The final thing to remember is that an ALJ hearing will take much longer to schedule than a review by the DDS examiner. There is a backlog right now in the Social Security Administration, causing ALJ hearings to currently take about 18-24 months to occur from the time the hearing is requested.

We realize that this process can be confusing—that’s why a lot of people come to us so we can help them navigate the Social Security claims process. If you’re lost in the maze, give us a call for a free consultation. Our toll-free number is 1-977-526-3457. If you can’t talk now, fill out this form.

What everyone needs to know about Mesothelioma

You’ve probably seen at least a few of the many legal advertisements offering help for people with mesothelioma. But what exactly is this disease, and how is it contracted?

Mesothelioma is a type of cancer that occurs in the thin layer of tissue that covers the majority of your internal organs (mesothelium). Mesothelioma is an How to Apply for Supplemental Security Income in West Virginiaaggressive and incurable form of cancer. An online resource, mesothelioma.com explains that there are three recognized types of mesothelioma. Pleural mesothelioma is the most common form of the disease, accounting for roughly 70% of cases, and occurs in the lining of the lung known as the pleura. Peritoneal mesothelioma occurs in the lining of the abdominal cavity, known as the peritoneum, and pericardial mesothelioma originates in the pericardium, which lines the heart.

In this blog, we’ll focus on why an individual should hire an attorney if they have been diagnosed with mesothelioma.

Mesothelioma is caused by exposure to asbestos.  While asbestos was banned in the late 1970s, people today still suffer from illnesses related to asbestos exposure, including mesothelioma.  Even if you were exposed to asbestos years ago, you can now develop symptoms because of the body’s inability to be able to expel asbestos fibers that have been inhaled.  Although products today can still be made with small amounts of asbestos, the regulations that control its use and manage its removal from older buildings are very strict.

At its peak, asbestos was used in a lot of residential and commercial products including brake pads, automobile clutches, roofing materials, vinyl tile, cement piping, corrugated sheeting, home insulation and some potting soils.  So, auto mechanics and those in building trades are at risk.

Many industrial workers are also at risk and have been exposed to asbestos insulation, pipes, boilers, and many other products.

Even family members living with workers exposed to asbestos can suffer from asbestos related illnesses, including mesothelioma.  Second-hand exposure occurs when a household member brings home asbestos fibers on their clothing.

One of the most obvious sources of asbestos exposure is an asbestos mine or processing center. Asbestos mines were prominent in Georgia, Washington, California, and Oregon, as well as Quebec, Canada.  While there are no existing asbestos mines in West Virginia, coal miners can suffer from asbestos exposure.

Many Navy Veterans have also been diagnosed with mesothelioma because a large number of Navy Ships were constructed with asbestos. Veterans who served in shipyards between World War II and the Korean War have the highest risk of exposure to asbestos.
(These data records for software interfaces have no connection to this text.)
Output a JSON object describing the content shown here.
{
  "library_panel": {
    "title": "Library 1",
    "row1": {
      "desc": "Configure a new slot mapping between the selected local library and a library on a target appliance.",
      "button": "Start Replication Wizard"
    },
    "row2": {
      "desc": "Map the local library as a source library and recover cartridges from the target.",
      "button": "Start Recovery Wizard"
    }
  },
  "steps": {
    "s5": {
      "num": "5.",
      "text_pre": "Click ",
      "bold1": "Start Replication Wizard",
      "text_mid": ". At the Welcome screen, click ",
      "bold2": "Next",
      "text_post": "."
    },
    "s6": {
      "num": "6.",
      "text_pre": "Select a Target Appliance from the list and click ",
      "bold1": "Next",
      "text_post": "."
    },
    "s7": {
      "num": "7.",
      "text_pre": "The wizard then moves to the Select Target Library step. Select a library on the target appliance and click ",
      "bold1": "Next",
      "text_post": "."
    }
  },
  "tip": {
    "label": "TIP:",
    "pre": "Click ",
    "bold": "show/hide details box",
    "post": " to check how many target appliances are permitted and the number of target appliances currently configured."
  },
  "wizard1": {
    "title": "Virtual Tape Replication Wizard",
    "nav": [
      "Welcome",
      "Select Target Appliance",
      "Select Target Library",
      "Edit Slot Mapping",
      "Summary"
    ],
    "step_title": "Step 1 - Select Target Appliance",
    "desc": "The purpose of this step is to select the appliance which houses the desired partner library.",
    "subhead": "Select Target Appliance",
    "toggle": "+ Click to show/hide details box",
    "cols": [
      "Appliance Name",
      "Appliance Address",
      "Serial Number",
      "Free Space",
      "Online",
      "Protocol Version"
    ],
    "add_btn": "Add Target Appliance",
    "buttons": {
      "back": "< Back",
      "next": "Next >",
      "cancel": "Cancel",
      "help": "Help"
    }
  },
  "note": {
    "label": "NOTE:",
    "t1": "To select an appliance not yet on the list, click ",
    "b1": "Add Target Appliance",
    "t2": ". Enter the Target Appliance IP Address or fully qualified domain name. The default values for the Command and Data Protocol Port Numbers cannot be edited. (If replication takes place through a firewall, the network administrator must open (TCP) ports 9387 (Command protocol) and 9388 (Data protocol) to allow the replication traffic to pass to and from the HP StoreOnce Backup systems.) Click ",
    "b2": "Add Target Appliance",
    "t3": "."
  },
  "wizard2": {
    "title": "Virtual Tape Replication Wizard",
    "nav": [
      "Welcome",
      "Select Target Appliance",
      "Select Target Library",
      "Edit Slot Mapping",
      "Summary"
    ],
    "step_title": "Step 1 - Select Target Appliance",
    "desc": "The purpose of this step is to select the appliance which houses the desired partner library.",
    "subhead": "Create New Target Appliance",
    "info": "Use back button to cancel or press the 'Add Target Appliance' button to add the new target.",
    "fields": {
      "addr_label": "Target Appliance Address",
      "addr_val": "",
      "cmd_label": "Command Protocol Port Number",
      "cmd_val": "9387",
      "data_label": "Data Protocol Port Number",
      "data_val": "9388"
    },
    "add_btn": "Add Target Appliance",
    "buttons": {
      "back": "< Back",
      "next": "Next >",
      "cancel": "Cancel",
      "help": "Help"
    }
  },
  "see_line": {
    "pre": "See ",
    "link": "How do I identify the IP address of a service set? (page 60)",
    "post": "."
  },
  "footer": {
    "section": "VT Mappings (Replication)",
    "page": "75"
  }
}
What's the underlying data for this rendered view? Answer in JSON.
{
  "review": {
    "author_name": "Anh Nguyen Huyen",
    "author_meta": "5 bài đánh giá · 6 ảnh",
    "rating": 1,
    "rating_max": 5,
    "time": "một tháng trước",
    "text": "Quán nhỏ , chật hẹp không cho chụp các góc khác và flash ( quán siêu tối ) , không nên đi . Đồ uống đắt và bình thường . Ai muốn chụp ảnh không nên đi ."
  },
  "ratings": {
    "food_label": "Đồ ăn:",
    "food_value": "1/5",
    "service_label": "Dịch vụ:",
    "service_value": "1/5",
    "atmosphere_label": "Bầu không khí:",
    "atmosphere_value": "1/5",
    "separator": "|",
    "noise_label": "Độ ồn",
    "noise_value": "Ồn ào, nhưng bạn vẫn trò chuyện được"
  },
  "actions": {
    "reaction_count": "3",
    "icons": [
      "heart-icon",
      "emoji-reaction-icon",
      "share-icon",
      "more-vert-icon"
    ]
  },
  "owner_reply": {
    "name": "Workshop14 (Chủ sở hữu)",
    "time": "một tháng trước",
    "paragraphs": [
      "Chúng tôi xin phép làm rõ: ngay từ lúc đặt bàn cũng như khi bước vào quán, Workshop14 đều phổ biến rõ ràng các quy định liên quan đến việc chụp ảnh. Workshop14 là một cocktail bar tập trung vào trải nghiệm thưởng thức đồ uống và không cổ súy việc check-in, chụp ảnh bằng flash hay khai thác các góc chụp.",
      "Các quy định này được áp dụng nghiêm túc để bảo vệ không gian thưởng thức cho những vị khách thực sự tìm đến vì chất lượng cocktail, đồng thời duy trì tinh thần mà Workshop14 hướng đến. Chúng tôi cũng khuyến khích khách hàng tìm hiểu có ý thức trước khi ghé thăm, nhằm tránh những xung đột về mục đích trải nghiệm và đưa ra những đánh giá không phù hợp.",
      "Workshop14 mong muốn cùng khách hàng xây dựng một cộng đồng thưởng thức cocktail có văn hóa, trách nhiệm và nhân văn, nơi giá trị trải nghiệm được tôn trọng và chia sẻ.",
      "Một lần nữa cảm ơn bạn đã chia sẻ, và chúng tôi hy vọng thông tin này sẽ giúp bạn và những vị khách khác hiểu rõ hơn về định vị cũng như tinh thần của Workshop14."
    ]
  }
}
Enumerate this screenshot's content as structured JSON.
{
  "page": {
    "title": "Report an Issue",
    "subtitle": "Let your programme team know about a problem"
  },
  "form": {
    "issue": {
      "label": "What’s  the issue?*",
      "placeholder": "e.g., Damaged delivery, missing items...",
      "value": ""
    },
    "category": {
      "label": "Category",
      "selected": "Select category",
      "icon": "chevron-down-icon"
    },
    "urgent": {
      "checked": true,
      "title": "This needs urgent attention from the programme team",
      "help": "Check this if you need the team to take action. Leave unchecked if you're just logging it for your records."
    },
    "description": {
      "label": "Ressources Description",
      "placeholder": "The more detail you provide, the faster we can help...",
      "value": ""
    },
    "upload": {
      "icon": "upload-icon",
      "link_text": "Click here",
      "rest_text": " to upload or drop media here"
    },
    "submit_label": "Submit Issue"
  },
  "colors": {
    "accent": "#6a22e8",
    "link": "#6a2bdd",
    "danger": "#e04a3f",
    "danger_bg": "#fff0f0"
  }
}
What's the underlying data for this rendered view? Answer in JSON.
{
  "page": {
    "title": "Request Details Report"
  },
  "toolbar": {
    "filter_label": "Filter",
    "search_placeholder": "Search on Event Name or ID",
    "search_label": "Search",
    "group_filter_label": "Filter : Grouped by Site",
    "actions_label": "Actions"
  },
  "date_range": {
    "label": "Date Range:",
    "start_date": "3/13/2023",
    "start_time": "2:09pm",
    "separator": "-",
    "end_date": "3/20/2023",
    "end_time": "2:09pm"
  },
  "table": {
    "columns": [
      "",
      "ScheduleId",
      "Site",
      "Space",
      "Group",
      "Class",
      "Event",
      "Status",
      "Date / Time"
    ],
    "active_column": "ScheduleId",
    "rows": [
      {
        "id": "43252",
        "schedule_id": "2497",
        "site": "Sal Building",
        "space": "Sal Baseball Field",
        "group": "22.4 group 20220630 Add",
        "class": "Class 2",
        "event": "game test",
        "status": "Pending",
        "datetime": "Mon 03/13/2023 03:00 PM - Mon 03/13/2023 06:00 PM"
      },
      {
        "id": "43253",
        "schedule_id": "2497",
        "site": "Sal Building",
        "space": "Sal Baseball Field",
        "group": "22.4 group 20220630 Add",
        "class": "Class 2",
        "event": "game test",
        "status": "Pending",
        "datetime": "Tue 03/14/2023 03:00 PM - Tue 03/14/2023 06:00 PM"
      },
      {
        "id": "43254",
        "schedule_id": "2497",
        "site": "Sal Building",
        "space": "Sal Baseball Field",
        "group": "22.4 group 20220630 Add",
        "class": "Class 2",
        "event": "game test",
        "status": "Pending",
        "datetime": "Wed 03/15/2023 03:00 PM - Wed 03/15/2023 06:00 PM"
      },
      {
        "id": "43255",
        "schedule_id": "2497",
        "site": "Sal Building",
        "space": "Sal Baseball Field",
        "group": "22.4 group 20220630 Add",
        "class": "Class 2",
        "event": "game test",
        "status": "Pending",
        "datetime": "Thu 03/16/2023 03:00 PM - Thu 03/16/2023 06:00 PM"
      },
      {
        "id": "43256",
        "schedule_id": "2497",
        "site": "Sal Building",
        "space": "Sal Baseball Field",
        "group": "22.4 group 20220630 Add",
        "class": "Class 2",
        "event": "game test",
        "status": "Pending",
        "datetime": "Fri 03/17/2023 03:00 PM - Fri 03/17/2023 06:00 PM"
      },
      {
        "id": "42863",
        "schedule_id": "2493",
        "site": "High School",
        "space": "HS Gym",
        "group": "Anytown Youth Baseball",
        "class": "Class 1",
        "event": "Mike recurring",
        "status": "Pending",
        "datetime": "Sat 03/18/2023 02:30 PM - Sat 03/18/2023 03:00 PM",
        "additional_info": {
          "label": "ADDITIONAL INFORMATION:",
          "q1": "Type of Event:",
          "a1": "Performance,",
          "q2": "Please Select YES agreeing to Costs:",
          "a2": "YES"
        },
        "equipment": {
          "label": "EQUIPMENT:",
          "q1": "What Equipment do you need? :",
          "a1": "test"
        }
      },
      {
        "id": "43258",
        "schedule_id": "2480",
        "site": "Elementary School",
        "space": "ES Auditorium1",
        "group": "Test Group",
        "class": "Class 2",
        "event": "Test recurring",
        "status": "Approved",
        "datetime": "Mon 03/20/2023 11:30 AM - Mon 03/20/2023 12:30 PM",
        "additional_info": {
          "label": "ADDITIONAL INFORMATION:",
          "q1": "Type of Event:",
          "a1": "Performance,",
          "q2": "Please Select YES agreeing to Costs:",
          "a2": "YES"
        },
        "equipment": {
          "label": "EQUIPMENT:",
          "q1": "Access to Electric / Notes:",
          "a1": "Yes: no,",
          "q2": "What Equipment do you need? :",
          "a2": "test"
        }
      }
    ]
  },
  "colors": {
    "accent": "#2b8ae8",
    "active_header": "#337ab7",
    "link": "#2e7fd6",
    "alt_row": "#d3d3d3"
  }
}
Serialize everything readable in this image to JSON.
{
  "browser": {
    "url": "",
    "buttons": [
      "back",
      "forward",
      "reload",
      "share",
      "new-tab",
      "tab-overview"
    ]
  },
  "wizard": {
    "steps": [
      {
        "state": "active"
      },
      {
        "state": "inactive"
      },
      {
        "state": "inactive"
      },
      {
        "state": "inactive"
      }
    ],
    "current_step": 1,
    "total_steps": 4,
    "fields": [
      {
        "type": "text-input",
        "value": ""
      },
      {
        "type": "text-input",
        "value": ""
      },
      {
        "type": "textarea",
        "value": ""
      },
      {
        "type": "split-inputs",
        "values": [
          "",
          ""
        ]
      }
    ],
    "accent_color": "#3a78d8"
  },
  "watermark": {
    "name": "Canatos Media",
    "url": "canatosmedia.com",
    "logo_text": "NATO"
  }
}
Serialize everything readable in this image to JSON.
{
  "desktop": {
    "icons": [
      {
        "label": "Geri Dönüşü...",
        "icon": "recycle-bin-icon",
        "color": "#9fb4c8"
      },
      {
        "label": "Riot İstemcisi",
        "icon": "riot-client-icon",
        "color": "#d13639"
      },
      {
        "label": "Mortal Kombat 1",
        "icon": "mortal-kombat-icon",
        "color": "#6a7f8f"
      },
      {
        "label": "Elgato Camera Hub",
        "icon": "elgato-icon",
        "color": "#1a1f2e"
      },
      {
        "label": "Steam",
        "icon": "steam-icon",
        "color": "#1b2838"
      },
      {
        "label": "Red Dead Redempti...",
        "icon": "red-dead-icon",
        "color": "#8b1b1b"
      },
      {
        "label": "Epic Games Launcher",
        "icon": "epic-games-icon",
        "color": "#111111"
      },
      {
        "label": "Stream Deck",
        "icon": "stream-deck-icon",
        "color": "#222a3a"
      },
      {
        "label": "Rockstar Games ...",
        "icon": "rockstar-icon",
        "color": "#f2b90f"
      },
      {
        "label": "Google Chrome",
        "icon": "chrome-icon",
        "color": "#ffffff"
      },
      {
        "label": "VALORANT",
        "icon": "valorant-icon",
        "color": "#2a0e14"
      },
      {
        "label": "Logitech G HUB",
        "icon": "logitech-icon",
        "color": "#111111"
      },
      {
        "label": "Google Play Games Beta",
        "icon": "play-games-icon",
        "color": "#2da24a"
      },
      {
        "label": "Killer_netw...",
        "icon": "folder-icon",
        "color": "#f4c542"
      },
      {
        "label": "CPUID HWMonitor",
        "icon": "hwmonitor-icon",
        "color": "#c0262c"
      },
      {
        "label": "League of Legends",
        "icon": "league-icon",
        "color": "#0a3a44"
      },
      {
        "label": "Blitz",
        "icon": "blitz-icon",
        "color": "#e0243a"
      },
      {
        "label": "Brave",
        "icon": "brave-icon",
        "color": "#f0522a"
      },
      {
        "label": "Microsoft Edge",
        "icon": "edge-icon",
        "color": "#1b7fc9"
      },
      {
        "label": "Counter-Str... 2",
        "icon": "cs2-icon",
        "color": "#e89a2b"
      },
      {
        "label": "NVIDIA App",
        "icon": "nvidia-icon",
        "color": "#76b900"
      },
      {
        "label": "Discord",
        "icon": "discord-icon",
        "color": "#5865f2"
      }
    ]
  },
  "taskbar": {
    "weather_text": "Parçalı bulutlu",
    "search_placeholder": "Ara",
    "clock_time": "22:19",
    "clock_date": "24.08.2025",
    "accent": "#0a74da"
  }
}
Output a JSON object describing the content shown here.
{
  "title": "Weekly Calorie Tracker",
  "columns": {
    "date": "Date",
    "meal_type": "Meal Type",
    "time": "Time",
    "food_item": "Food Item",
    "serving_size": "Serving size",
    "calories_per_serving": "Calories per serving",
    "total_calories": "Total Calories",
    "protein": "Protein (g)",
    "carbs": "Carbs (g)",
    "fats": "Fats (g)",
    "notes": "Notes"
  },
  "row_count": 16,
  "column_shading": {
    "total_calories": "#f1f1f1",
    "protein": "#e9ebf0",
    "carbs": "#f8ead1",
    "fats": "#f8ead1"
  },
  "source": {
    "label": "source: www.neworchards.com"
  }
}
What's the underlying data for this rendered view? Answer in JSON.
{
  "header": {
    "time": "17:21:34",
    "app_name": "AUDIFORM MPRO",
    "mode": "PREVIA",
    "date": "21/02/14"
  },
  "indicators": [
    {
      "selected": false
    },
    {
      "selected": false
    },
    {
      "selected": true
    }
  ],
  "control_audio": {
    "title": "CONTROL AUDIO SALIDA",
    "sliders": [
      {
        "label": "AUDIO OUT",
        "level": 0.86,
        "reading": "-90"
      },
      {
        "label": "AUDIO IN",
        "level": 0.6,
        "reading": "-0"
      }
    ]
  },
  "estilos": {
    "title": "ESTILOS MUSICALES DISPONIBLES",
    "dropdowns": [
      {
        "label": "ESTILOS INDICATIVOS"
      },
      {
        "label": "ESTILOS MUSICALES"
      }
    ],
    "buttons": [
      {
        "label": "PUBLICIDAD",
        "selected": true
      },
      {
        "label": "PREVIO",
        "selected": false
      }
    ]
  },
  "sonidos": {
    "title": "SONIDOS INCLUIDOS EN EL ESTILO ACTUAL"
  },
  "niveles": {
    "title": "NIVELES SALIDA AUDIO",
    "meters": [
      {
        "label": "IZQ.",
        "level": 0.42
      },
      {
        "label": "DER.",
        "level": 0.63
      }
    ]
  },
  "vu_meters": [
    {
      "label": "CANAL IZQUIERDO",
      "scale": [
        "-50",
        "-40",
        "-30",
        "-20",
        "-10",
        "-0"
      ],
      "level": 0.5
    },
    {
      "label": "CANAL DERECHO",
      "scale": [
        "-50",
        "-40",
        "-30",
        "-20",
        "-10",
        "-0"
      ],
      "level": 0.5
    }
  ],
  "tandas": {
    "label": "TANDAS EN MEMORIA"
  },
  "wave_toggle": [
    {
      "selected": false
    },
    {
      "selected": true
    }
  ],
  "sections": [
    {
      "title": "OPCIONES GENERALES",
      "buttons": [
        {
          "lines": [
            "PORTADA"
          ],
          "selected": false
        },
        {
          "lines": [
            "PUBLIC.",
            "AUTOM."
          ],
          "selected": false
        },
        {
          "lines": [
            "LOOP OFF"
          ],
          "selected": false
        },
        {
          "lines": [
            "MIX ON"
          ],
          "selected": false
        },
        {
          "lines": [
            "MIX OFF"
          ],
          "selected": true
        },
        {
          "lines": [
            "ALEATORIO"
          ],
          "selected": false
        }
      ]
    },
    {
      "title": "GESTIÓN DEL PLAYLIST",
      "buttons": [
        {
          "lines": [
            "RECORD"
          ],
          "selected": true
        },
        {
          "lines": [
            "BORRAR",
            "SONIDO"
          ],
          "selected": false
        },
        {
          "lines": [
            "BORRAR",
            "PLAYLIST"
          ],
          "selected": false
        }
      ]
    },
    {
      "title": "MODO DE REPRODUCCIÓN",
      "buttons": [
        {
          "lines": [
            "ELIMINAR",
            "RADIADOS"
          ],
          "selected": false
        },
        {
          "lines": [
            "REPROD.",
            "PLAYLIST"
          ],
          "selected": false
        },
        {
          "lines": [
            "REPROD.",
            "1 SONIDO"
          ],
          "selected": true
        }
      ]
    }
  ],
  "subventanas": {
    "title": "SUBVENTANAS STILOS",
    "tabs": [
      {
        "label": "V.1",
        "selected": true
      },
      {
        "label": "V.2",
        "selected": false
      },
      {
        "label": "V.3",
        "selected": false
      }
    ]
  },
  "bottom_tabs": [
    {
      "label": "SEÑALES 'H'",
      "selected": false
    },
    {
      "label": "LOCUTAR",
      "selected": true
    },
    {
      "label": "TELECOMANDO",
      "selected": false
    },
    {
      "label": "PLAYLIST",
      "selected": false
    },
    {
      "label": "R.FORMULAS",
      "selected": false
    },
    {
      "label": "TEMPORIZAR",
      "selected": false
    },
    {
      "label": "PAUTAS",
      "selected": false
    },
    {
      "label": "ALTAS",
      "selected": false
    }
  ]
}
Should you consider legal action? If you have been diagnosed with mesothelioma or lung cancer, please call us. Our toll-free number is 1-877-526-3457. Or, fill out this form so that we may contact you at a later time.